A nit-picking critic might be troubled by the fairly large number of printer's gremlins (more than 20, e.g. `peson' for `person' p. 24, `horde' for `hoard' p. 77), and very occasionally there is some clumsiness of expression (e.g. `Gemellus here between Claudius (above) and Gaius's sisters [Cal. 25.2] . . . shows that Suetonius . . .' [p. 50]). But on the whole H. deserves praise for her lively and succinct style.
In conclusion, H. offers much that is useful to specialists in imperial biography and even more to students of the early principate.
(1) David Wardle, An historical and historiographical commentary on Suetonius' Life of Caligula. D.Phil. thesis (Oxford 1989). This commentary is due to be published by Latomus at the end of 1994.
(2) J.P.V.D. Balsdon, The Emperor Gaius. (Oxford 1934) 92, supported by Wardle ad loc.
(3) Cf. Wardle  38, 200.
(4) A. Howard & C. Jackson, Index verborum C. Suetoni Tranquilli (Cambridge, Mass., 1927).

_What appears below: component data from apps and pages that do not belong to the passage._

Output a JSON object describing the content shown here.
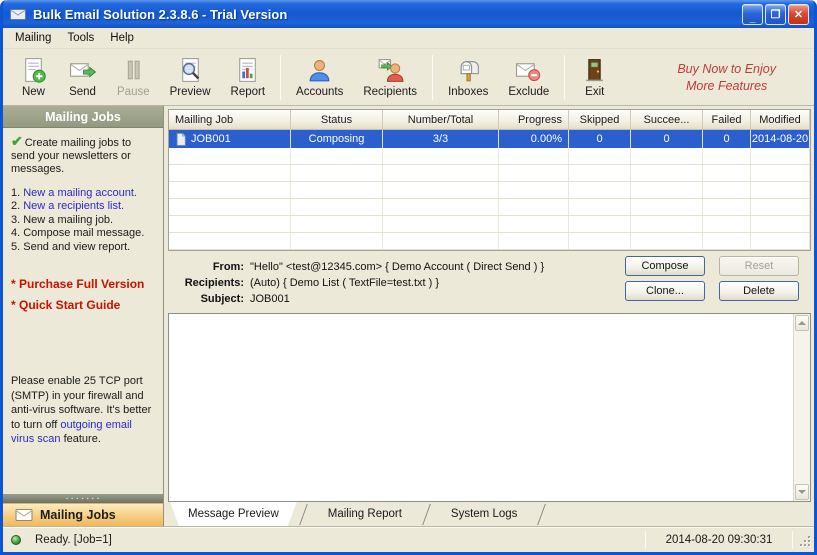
{
  "window": {
    "title": "Bulk Email Solution 2.3.8.6 - Trial Version",
    "controls": [
      {
        "name": "minimize-button",
        "glyph": "_"
      },
      {
        "name": "maximize-button",
        "glyph": "❐"
      },
      {
        "name": "close-button",
        "glyph": "✕"
      }
    ]
  },
  "menu": {
    "items": [
      "Mailing",
      "Tools",
      "Help"
    ]
  },
  "toolbar": {
    "groups": [
      {
        "buttons": [
          {
            "label": "New",
            "icon": "new-document-icon",
            "enabled": true
          },
          {
            "label": "Send",
            "icon": "send-mail-icon",
            "enabled": true
          },
          {
            "label": "Pause",
            "icon": "pause-icon",
            "enabled": false
          },
          {
            "label": "Preview",
            "icon": "preview-icon",
            "enabled": true
          },
          {
            "label": "Report",
            "icon": "report-icon",
            "enabled": true
          }
        ]
      },
      {
        "buttons": [
          {
            "label": "Accounts",
            "icon": "accounts-icon",
            "enabled": true
          },
          {
            "label": "Recipients",
            "icon": "recipients-icon",
            "enabled": true
          }
        ]
      },
      {
        "buttons": [
          {
            "label": "Inboxes",
            "icon": "inboxes-icon",
            "enabled": true
          },
          {
            "label": "Exclude",
            "icon": "exclude-mail-icon",
            "enabled": true
          }
        ]
      },
      {
        "buttons": [
          {
            "label": "Exit",
            "icon": "exit-door-icon",
            "enabled": true
          }
        ]
      }
    ],
    "promo": {
      "line1": "Buy Now to Enjoy",
      "line2": "More Features"
    }
  },
  "sidebar": {
    "header": "Mailing Jobs",
    "intro": "Create mailing jobs to send your newsletters or messages.",
    "steps": [
      {
        "num": "1.",
        "label": "New a mailing account.",
        "link": true
      },
      {
        "num": "2.",
        "label": "New a recipients list.",
        "link": true
      },
      {
        "num": "3.",
        "label": "New a mailing job.",
        "link": false
      },
      {
        "num": "4.",
        "label": "Compose mail message.",
        "link": false
      },
      {
        "num": "5.",
        "label": "Send and view report.",
        "link": false
      }
    ],
    "promo_links": [
      "* Purchase Full Version",
      "* Quick Start Guide"
    ],
    "note": {
      "before": "Please enable 25 TCP port (SMTP) in your firewall and anti-virus software. It's better to turn off ",
      "link": "outgoing email virus scan",
      "after": " feature."
    },
    "bottom_button": "Mailing Jobs"
  },
  "jobs_table": {
    "columns": [
      "Mailling Job",
      "Status",
      "Number/Total",
      "Progress",
      "Skipped",
      "Succee...",
      "Failed",
      "Modified"
    ],
    "rows": [
      {
        "cells": [
          "JOB001",
          "Composing",
          "3/3",
          "0.00%",
          "0",
          "0",
          "0",
          "2014-08-20"
        ],
        "selected": true
      }
    ]
  },
  "details": {
    "fields": [
      {
        "label": "From:",
        "value": "\"Hello\" <test@12345.com> { Demo Account ( Direct Send ) }"
      },
      {
        "label": "Recipients:",
        "value": "(Auto) { Demo List ( TextFile=test.txt ) }"
      },
      {
        "label": "Subject:",
        "value": "JOB001"
      }
    ],
    "buttons": [
      {
        "label": "Compose",
        "enabled": true
      },
      {
        "label": "Reset",
        "enabled": false
      },
      {
        "label": "Clone...",
        "enabled": true
      },
      {
        "label": "Delete",
        "enabled": true
      }
    ]
  },
  "tabs": [
    {
      "label": "Message Preview",
      "active": true
    },
    {
      "label": "Mailing Report",
      "active": false
    },
    {
      "label": "System Logs",
      "active": false
    }
  ],
  "statusbar": {
    "left": "Ready. [Job=1]",
    "right": "2014-08-20 09:30:31"
  },
  "colors": {
    "selection_blue": "#2B5FCE",
    "link_blue": "#2A2ACC",
    "alert_red": "#CC1100",
    "promo_red": "#C23A3A",
    "sidebar_header_bg": "#9DA38B",
    "titlebar_blue": "#1A5CD6",
    "panel_tan": "#ECE9D8"
  }
}
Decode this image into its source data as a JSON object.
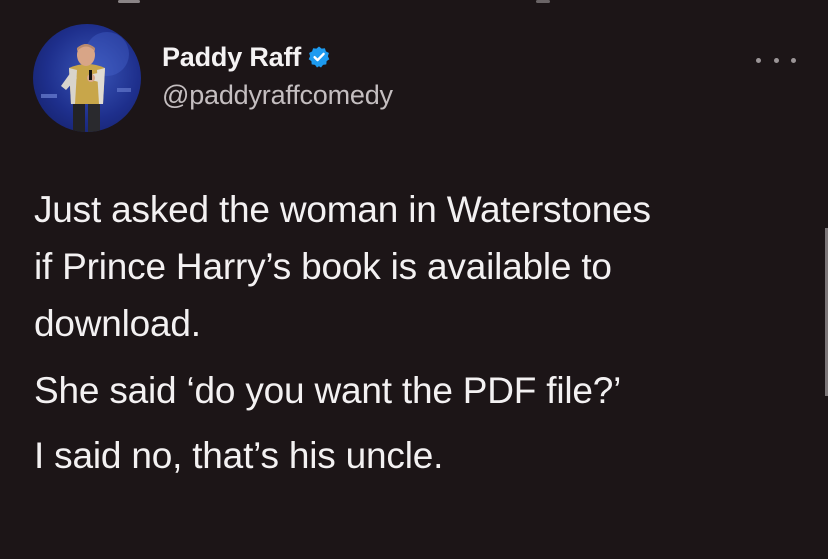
{
  "tweet": {
    "author": {
      "name": "Paddy Raff",
      "handle": "@paddyraffcomedy",
      "verified": true,
      "avatar_icon": "comedian-on-stage-avatar"
    },
    "menu_icon": "more-options-icon",
    "text_lines": [
      "Just asked the woman in Waterstones",
      "if Prince Harry’s book is available to",
      "download.",
      "She said ‘do you want the PDF file?’",
      "I said no, that’s his uncle."
    ]
  },
  "colors": {
    "background": "#1c1517",
    "text": "#f3f1f2",
    "secondary_text": "#c4bec0",
    "verified_badge": "#1d9bf0"
  }
}
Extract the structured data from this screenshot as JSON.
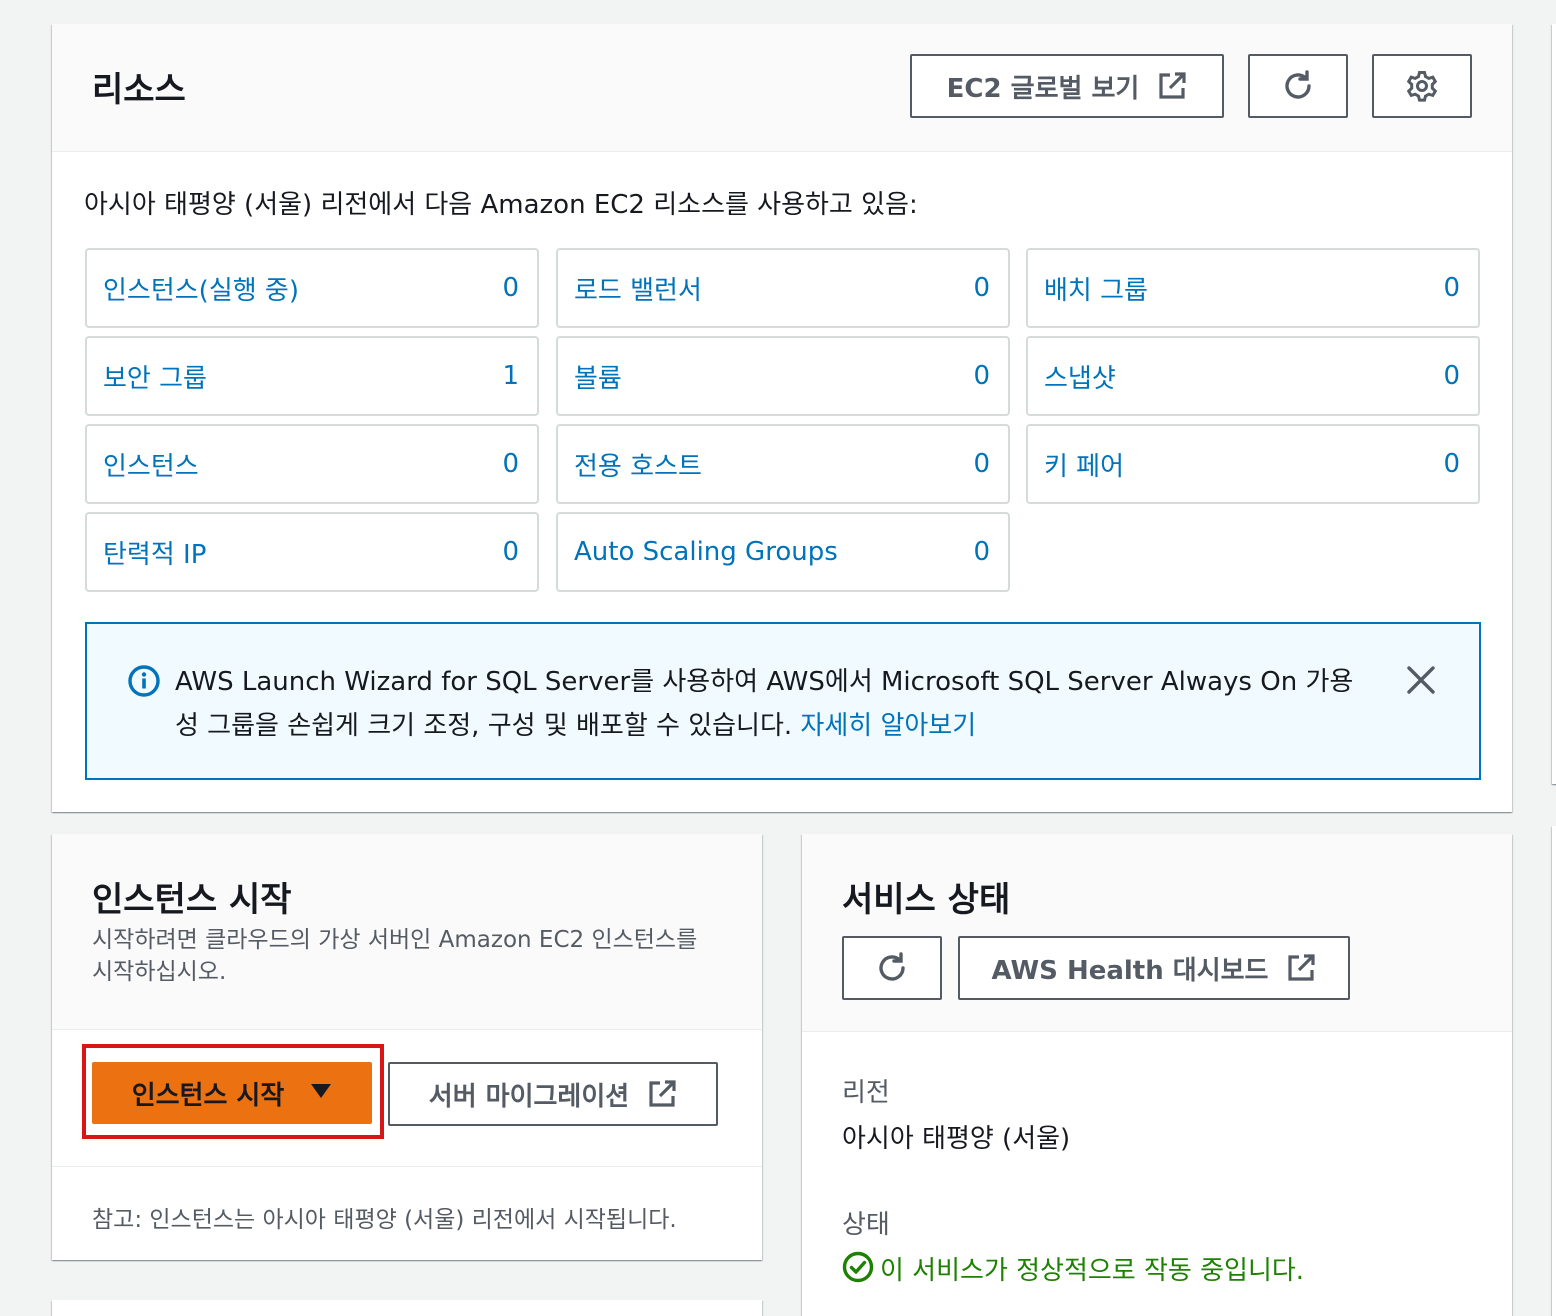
{
  "resources": {
    "title": "리소스",
    "global_view_label": "EC2 글로벌 보기",
    "description": "아시아 태평양 (서울) 리전에서 다음 Amazon EC2 리소스를 사용하고 있음:",
    "items": [
      {
        "label": "인스턴스(실행 중)",
        "count": "0"
      },
      {
        "label": "로드 밸런서",
        "count": "0"
      },
      {
        "label": "배치 그룹",
        "count": "0"
      },
      {
        "label": "보안 그룹",
        "count": "1"
      },
      {
        "label": "볼륨",
        "count": "0"
      },
      {
        "label": "스냅샷",
        "count": "0"
      },
      {
        "label": "인스턴스",
        "count": "0"
      },
      {
        "label": "전용 호스트",
        "count": "0"
      },
      {
        "label": "키 페어",
        "count": "0"
      },
      {
        "label": "탄력적 IP",
        "count": "0"
      },
      {
        "label": "Auto Scaling Groups",
        "count": "0"
      }
    ],
    "info": {
      "text": "AWS Launch Wizard for SQL Server를 사용하여 AWS에서 Microsoft SQL Server Always On 가용성 그룹을 손쉽게 크기 조정, 구성 및 배포할 수 있습니다. ",
      "link": "자세히 알아보기"
    }
  },
  "launch": {
    "title": "인스턴스 시작",
    "description": "시작하려면 클라우드의 가상 서버인 Amazon EC2 인스턴스를 시작하십시오.",
    "launch_button": "인스턴스 시작",
    "migrate_button": "서버 마이그레이션",
    "note": "참고: 인스턴스는 아시아 태평양 (서울) 리전에서 시작됩니다."
  },
  "service_health": {
    "title": "서비스 상태",
    "dashboard_button": "AWS Health 대시보드",
    "region_label": "리전",
    "region_value": "아시아 태평양 (서울)",
    "status_label": "상태",
    "status_value": "이 서비스가 정상적으로 작동 중입니다."
  },
  "colors": {
    "link": "#0073bb",
    "primary_button": "#ec7211",
    "success": "#1d8102",
    "highlight_outline": "#d91515",
    "info_background": "#f1faff"
  }
}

(5) E.g. A. Wallace-Hadrill, Suetonius (London 1983) 89.
(6) B. Baldwin, Suetonius (Amsterdam 1983) 158-161.